Stored entries
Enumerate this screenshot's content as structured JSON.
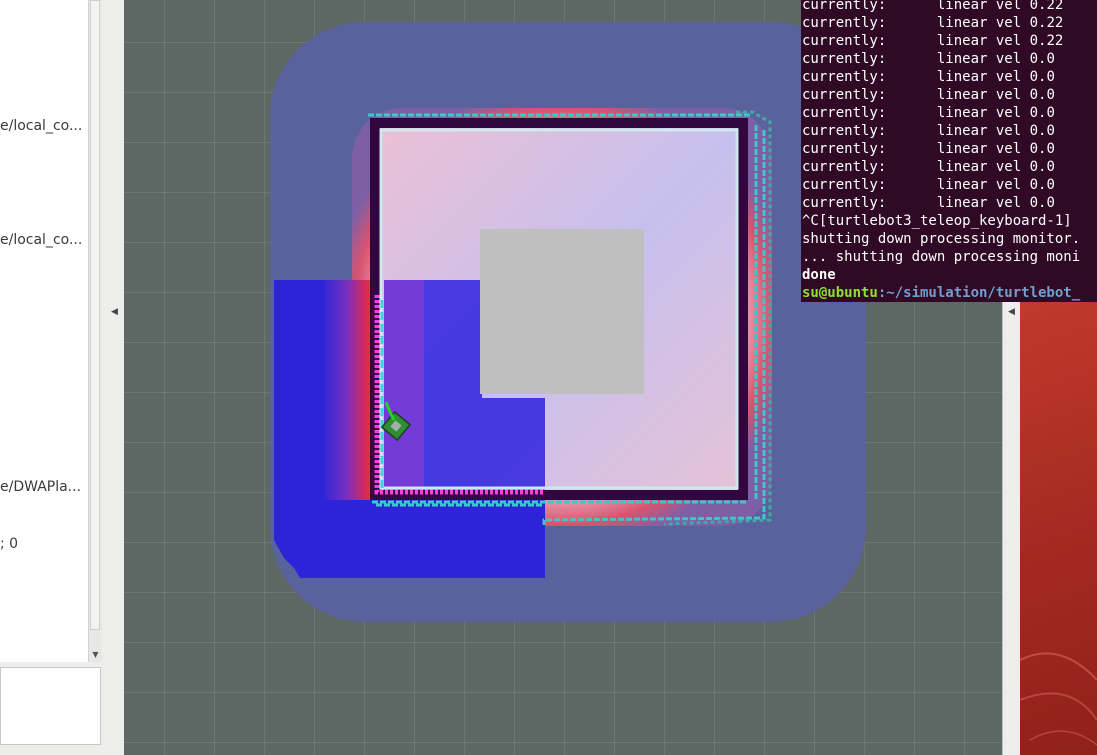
{
  "left_panel": {
    "items": [
      {
        "text": "e/local_co..."
      },
      {
        "text": "e/local_co..."
      },
      {
        "text": "e/DWAPla..."
      },
      {
        "text": "; 0"
      }
    ]
  },
  "terminal": {
    "velocity_lines": [
      {
        "prefix": "currently:",
        "text": "linear vel 0.22"
      },
      {
        "prefix": "currently:",
        "text": "linear vel 0.22"
      },
      {
        "prefix": "currently:",
        "text": "linear vel 0.22"
      },
      {
        "prefix": "currently:",
        "text": "linear vel 0.0"
      },
      {
        "prefix": "currently:",
        "text": "linear vel 0.0"
      },
      {
        "prefix": "currently:",
        "text": "linear vel 0.0"
      },
      {
        "prefix": "currently:",
        "text": "linear vel 0.0"
      },
      {
        "prefix": "currently:",
        "text": "linear vel 0.0"
      },
      {
        "prefix": "currently:",
        "text": "linear vel 0.0"
      },
      {
        "prefix": "currently:",
        "text": "linear vel 0.0"
      },
      {
        "prefix": "currently:",
        "text": "linear vel 0.0"
      },
      {
        "prefix": "currently:",
        "text": "linear vel 0.0"
      }
    ],
    "interrupt_line": "^C[turtlebot3_teleop_keyboard-1]",
    "shutdown_line": "shutting down processing monitor.",
    "shutdown_line2": "... shutting down processing moni",
    "done_line": "done",
    "prompt_user": "su@ubuntu",
    "prompt_path": ":~/simulation/turtlebot_"
  },
  "colors": {
    "viewport_bg": "#5d6763",
    "terminal_bg": "#300a24",
    "costmap_global": "#5a62a0",
    "costmap_local": "#2d23d8",
    "inflation": "#d63b5a",
    "free_space": "#c7c1ec",
    "unknown_block": "#bfbfbf",
    "wall": "#32063f",
    "laser": "#3ac8c8",
    "robot": "#3a9a3a",
    "desktop": "#b83328",
    "prompt_user": "#8ae234",
    "prompt_path": "#729fcf"
  },
  "icons": {
    "collapse_left": "triangle-left-icon",
    "collapse_right": "triangle-left-icon",
    "scroll_down": "triangle-down-icon"
  }
}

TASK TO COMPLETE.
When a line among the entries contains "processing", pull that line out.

OUTPUT OF THE EXERCISE.
    "shutdown_line": "shutting down processing monitor.",
    "shutdown_line2": "... shutting down processing moni",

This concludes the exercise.